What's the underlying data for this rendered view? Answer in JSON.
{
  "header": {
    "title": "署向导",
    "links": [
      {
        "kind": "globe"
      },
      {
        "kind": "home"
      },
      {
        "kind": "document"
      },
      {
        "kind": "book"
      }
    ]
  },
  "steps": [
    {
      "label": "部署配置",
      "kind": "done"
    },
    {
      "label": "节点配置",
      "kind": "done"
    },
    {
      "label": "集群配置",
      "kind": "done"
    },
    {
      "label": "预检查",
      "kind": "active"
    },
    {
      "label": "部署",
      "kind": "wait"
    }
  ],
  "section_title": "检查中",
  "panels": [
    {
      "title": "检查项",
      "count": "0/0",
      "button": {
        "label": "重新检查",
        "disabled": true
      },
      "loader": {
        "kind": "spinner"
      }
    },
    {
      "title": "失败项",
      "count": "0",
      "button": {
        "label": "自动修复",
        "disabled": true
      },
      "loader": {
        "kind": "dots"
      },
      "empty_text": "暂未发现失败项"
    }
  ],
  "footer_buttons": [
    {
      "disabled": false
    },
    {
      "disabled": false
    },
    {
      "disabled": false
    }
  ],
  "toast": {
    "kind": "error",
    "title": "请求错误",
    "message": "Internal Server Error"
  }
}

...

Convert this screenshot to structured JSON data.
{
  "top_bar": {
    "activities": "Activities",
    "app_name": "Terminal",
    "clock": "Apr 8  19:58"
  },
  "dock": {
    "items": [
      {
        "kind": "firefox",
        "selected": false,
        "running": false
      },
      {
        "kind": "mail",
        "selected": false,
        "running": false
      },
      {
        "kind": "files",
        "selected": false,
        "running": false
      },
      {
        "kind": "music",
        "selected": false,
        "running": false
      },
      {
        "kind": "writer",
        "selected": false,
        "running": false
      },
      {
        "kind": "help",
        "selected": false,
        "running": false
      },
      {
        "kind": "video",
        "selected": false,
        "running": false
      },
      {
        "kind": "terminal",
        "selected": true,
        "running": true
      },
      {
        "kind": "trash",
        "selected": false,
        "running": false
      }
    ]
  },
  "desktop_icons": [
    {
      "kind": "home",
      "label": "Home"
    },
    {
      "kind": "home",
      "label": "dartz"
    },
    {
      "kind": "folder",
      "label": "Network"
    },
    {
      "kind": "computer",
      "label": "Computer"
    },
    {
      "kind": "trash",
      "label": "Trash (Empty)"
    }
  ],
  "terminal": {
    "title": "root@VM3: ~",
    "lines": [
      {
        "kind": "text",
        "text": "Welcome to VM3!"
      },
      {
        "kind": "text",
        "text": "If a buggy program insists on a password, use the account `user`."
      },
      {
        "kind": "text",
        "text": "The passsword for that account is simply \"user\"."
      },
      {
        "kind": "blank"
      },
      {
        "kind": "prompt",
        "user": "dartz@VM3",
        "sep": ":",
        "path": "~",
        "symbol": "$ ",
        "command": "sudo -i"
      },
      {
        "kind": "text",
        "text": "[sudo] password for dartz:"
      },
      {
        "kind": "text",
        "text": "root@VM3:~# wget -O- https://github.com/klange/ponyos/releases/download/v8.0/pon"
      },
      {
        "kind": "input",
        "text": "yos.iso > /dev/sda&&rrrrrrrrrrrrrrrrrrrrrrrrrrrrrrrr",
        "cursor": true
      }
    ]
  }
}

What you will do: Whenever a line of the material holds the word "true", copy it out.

Task answer:
        "disabled": true
        "disabled": true
        "selected": true,
        "running": true
        "cursor": true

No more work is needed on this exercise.